|Brett Schofield, Ph.D.
Assistant Professor of Biology
Hometown: I was born in Provo, Utah, went to college in Portland, Ore., and did my Ph.D. in Berkeley, Calif.
Year you joined the INBRE program: I started mentoring INBRE Scholars in 2017, and eventually took over as the INBRE campus representative and steering committee member in 2018. Finally, I became a DRPP investigator in 2020.
Research focus? I use fluorescence microscopy to study the physical factors that influence gene regulation such as the organization and compaction of DNA.
Goal of your research? To understand how the organization of DNA impacts gene regulation.
Your research will make a difference because? Gene regulation is a fundamental requirement of life. It allows a cell to respond to its environment, to communicate, and to exhibit specialized functions. Misregulation of genes can have dramatic consequences including transforming a normal cell into a cancer cell. Understanding cancer requires us to understand how gene regulation normally works and how these processes fail.
Why is it important to mentor undergraduate students? Since Doane University does not have graduate students, the research in my lab is entirely driven by undergraduates who I closely mentor. I consider research to be an integral part of a scientific education because it teaches critical thinking skills by demonstrating how science is actually conducted. Classroom science presents us with a solved world where everything is already known. Research reminds us that this worldview is illusory and that there is far more to learn than is already known.

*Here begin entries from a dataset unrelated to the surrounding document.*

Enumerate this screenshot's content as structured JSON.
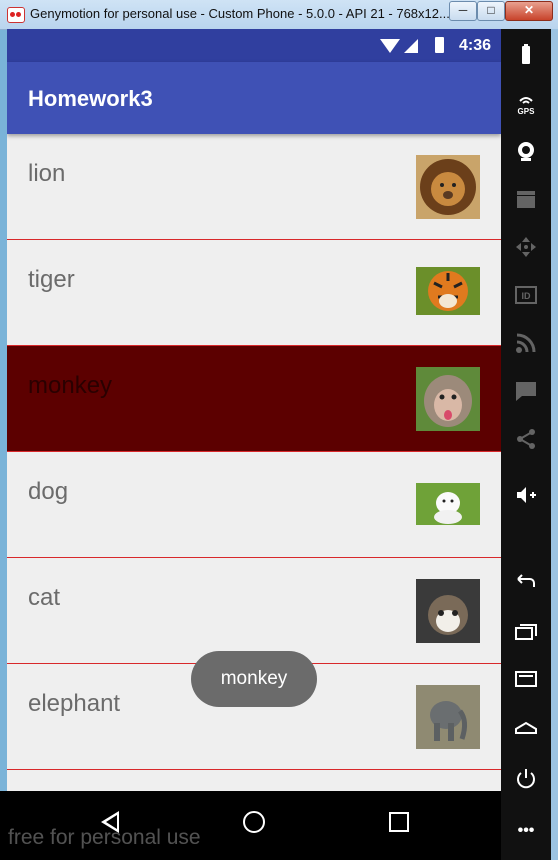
{
  "window": {
    "title": "Genymotion for personal use - Custom Phone - 5.0.0 - API 21 - 768x12...",
    "min": "─",
    "max": "□",
    "close": "✕"
  },
  "status": {
    "time": "4:36"
  },
  "appbar": {
    "title": "Homework3"
  },
  "list": {
    "items": [
      {
        "label": "lion",
        "icon": "lion-thumbnail",
        "selected": false
      },
      {
        "label": "tiger",
        "icon": "tiger-thumbnail",
        "selected": false
      },
      {
        "label": "monkey",
        "icon": "monkey-thumbnail",
        "selected": true
      },
      {
        "label": "dog",
        "icon": "dog-thumbnail",
        "selected": false
      },
      {
        "label": "cat",
        "icon": "cat-thumbnail",
        "selected": false
      },
      {
        "label": "elephant",
        "icon": "elephant-thumbnail",
        "selected": false
      }
    ]
  },
  "toast": {
    "text": "monkey"
  },
  "watermark": "free for personal use",
  "sidebar": {
    "gps_label": "GPS",
    "id_label": "ID",
    "more_label": "•••"
  },
  "colors": {
    "appbar": "#3f51b5",
    "statusbar": "#303f9f",
    "divider": "#d8282b",
    "selected_row": "#5c0000"
  }
}
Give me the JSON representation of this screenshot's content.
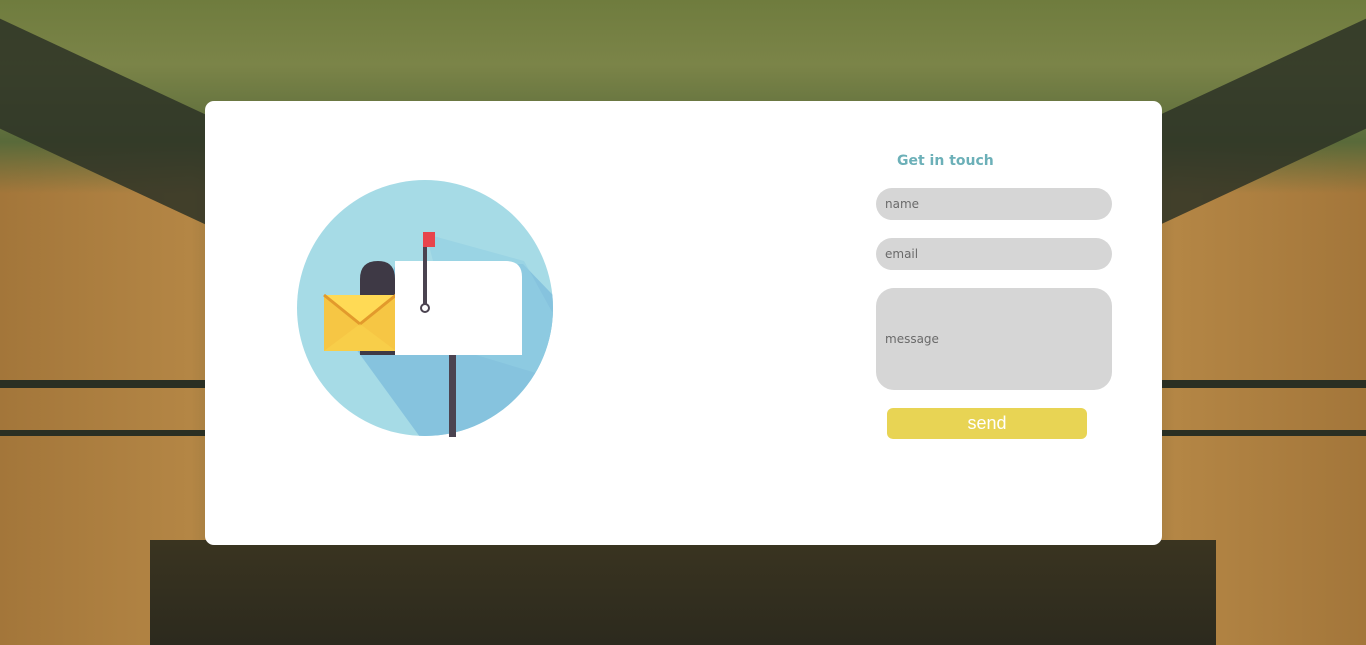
{
  "contact": {
    "title": "Get in touch",
    "name_placeholder": "name",
    "email_placeholder": "email",
    "message_placeholder": "message",
    "send_label": "send"
  },
  "illustration": {
    "icon": "mailbox-icon",
    "circle_color": "#a3dbe6",
    "accent_color": "#e8d454"
  }
}
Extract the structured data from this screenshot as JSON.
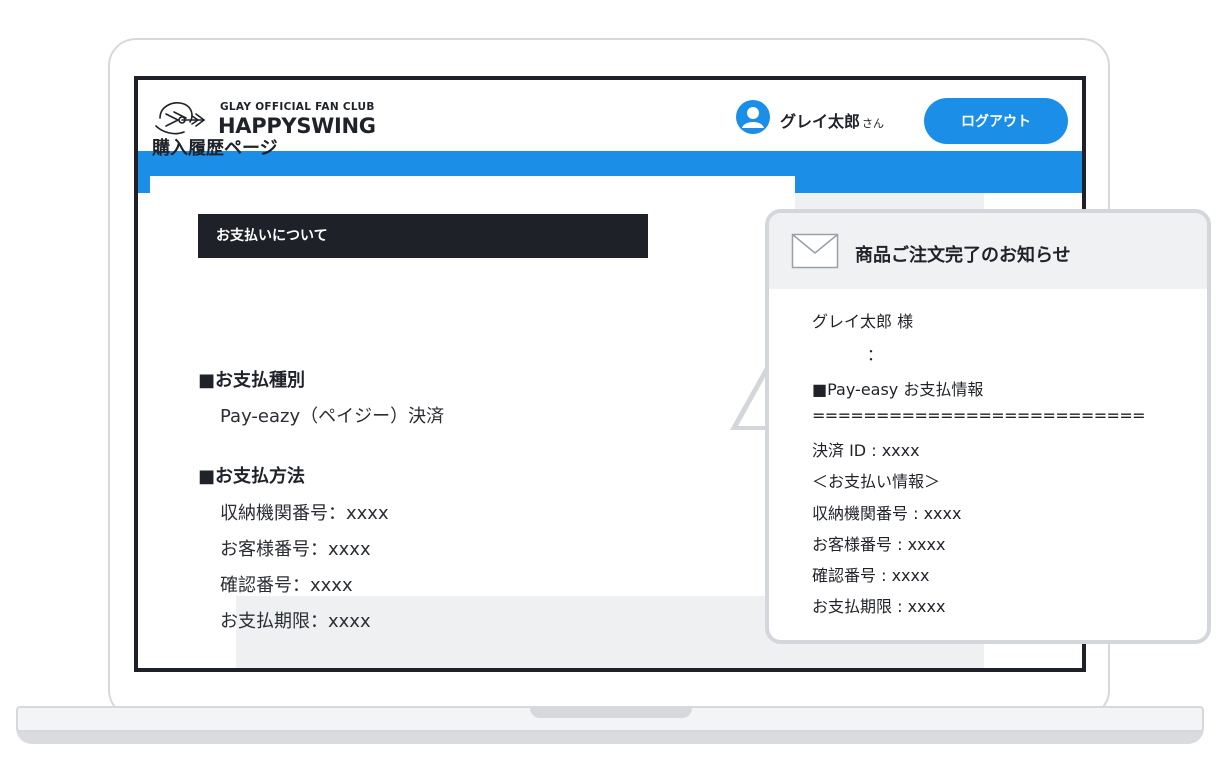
{
  "header": {
    "brand_small": "GLAY OFFICIAL FAN CLUB",
    "brand_name": "HAPPYSWING",
    "user_name": "グレイ太郎",
    "user_suffix": "さん",
    "logout_label": "ログアウト"
  },
  "page": {
    "title": "購入履歴ページ",
    "section_header": "お支払いについて",
    "payment_type_heading": "■お支払種別",
    "payment_type_value": "Pay-eazy（ペイジー）決済",
    "payment_method_heading": "■お支払方法",
    "details": [
      "収納機関番号：xxxx",
      "お客様番号：xxxx",
      "確認番号：xxxx",
      "お支払期限：xxxx"
    ]
  },
  "email_popup": {
    "title": "商品ご注文完了のお知らせ",
    "lines": [
      "グレイ太郎 様",
      "：",
      "■Pay-easy お支払情報",
      "==========================",
      "決済 ID : xxxx",
      "＜お支払い情報＞",
      "収納機関番号 : xxxx",
      "お客様番号 : xxxx",
      "確認番号 : xxxx",
      "お支払期限 : xxxx"
    ]
  },
  "colors": {
    "accent": "#1b8ee8",
    "dark": "#1e2128",
    "panel": "#eef0f2"
  }
}
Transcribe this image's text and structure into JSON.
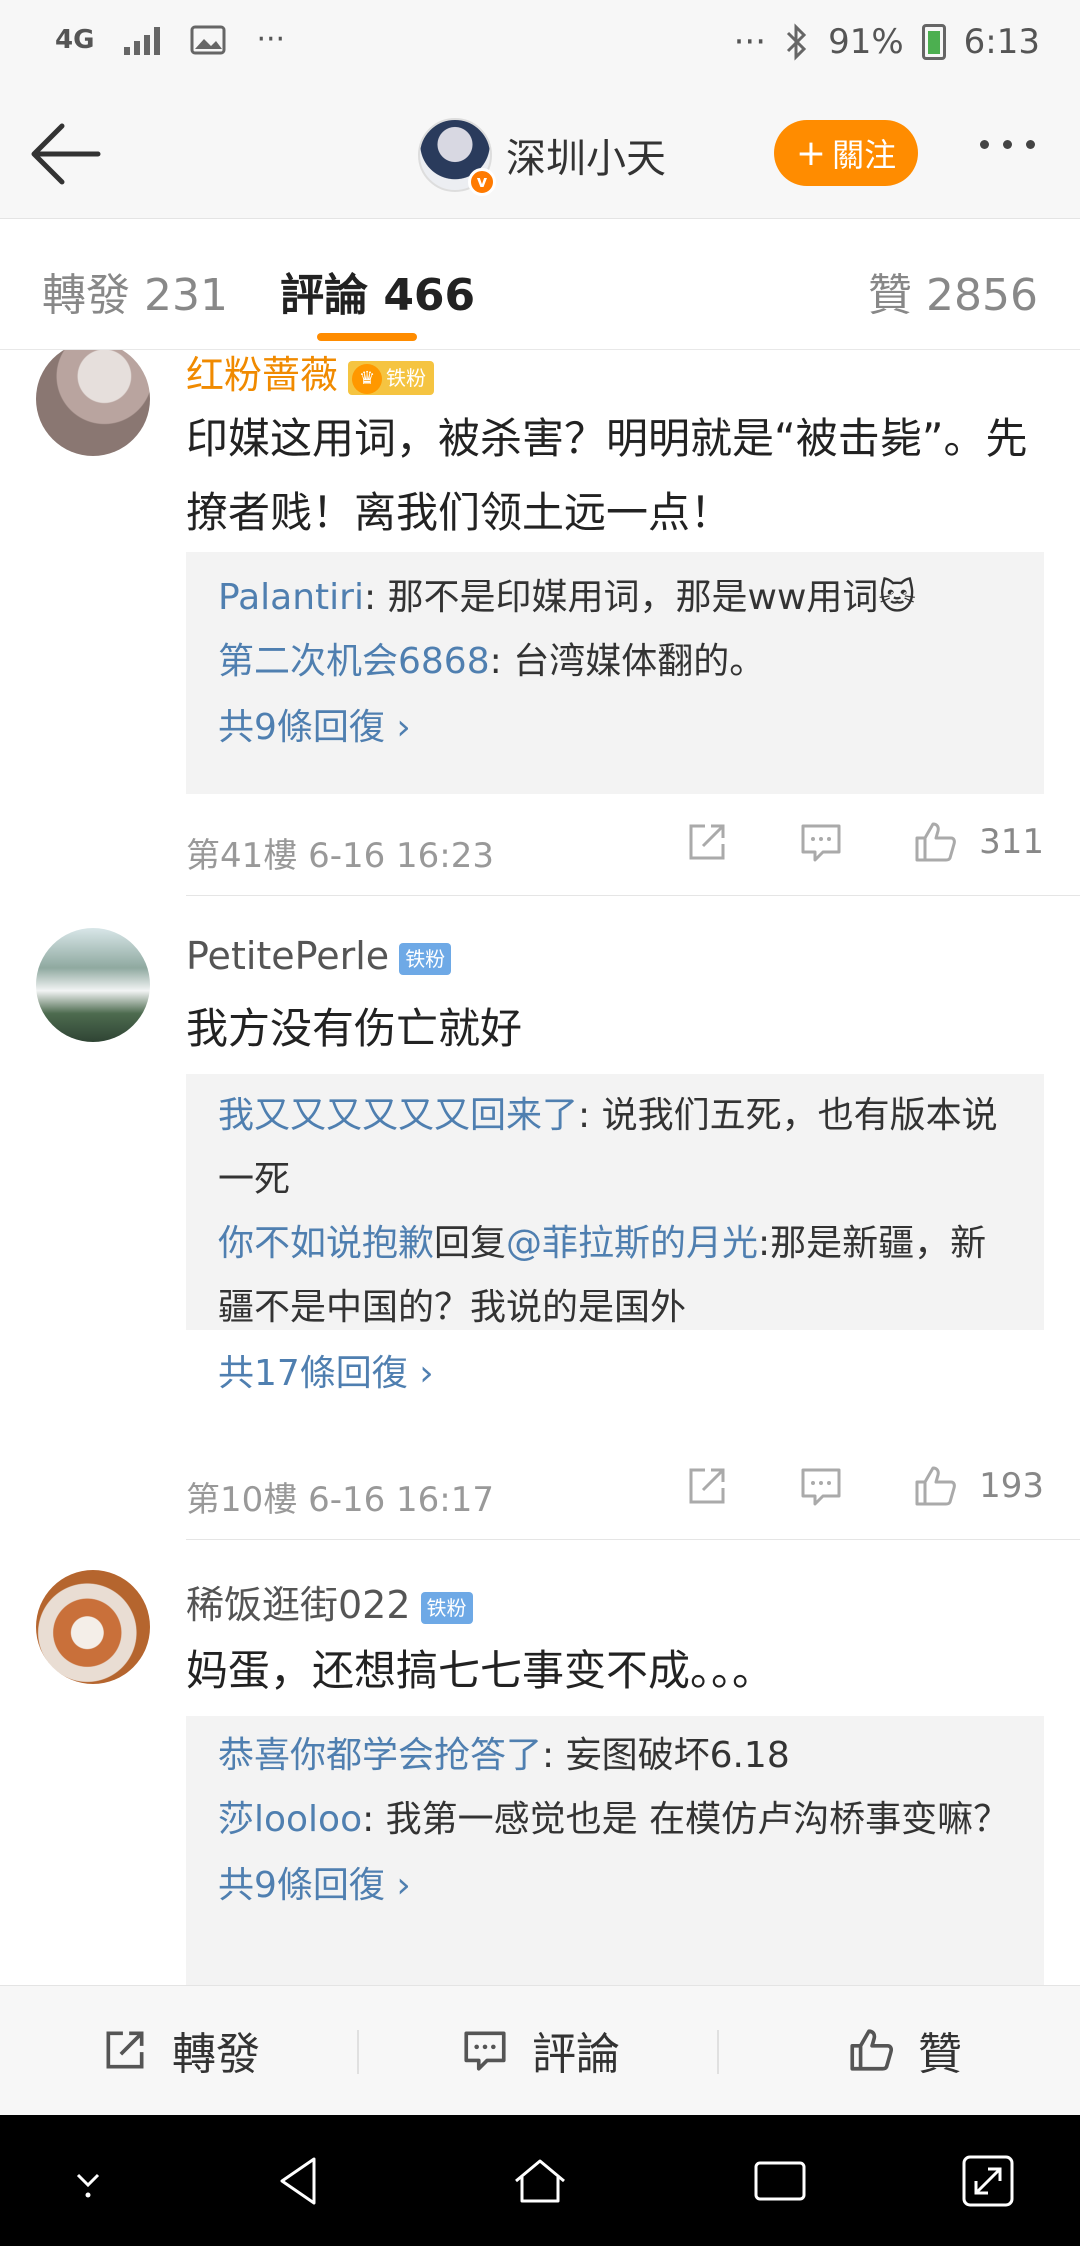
{
  "status_bar": {
    "network": "4G",
    "more_left": "···",
    "more_right": "···",
    "battery": "91%",
    "time": "6:13"
  },
  "header": {
    "user_name": "深圳小天",
    "follow_label": "關注"
  },
  "tabs": {
    "repost": "轉發 231",
    "comment": "評論 466",
    "like": "贊 2856"
  },
  "comments": [
    {
      "author": "红粉蔷薇",
      "badge": "铁粉",
      "text": "印媒这用词，被杀害？明明就是“被击毙”。先撩者贱！离我们领土远一点！",
      "replies": [
        {
          "author": "Palantiri",
          "text": ": 那不是印媒用词，那是ww用词🐱"
        },
        {
          "author": "第二次机会6868",
          "text": ": 台湾媒体翻的。"
        }
      ],
      "more_replies": "共9條回復 ›",
      "floor": "第41樓  6-16 16:23",
      "likes": "311"
    },
    {
      "author": "PetitePerle",
      "badge": "铁粉",
      "text": "我方没有伤亡就好",
      "replies": [
        {
          "author": "我又又又又又又回来了",
          "text": ": 说我们五死，也有版本说一死"
        },
        {
          "author": "你不如说抱歉",
          "mid": "回复",
          "mention": "@菲拉斯的月光",
          "text": ":那是新疆，新疆不是中国的？我说的是国外"
        }
      ],
      "more_replies": "共17條回復 ›",
      "floor": "第10樓  6-16 16:17",
      "likes": "193"
    },
    {
      "author": "稀饭逛街022",
      "badge": "铁粉",
      "text": "妈蛋，还想搞七七事变不成。。。",
      "replies": [
        {
          "author": "恭喜你都学会抢答了",
          "text": ": 妄图破坏6.18"
        },
        {
          "author": "莎looloo",
          "text": ": 我第一感觉也是  在模仿卢沟桥事变嘛？"
        }
      ],
      "more_replies": "共9條回復 ›"
    }
  ],
  "action_bar": {
    "repost": "轉發",
    "comment": "評論",
    "like": "贊"
  },
  "colors": {
    "accent": "#ff8c00",
    "link": "#4f7fb0",
    "gold_name": "#f08a00"
  }
}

Three things people may not know about you. What my students find most surprising about me is that I am a published designer of board games and that I mentor new game designers online. In many ways, game design has become my main creative outlet. Anyone interested in how board games get published should feel free to reach out to me!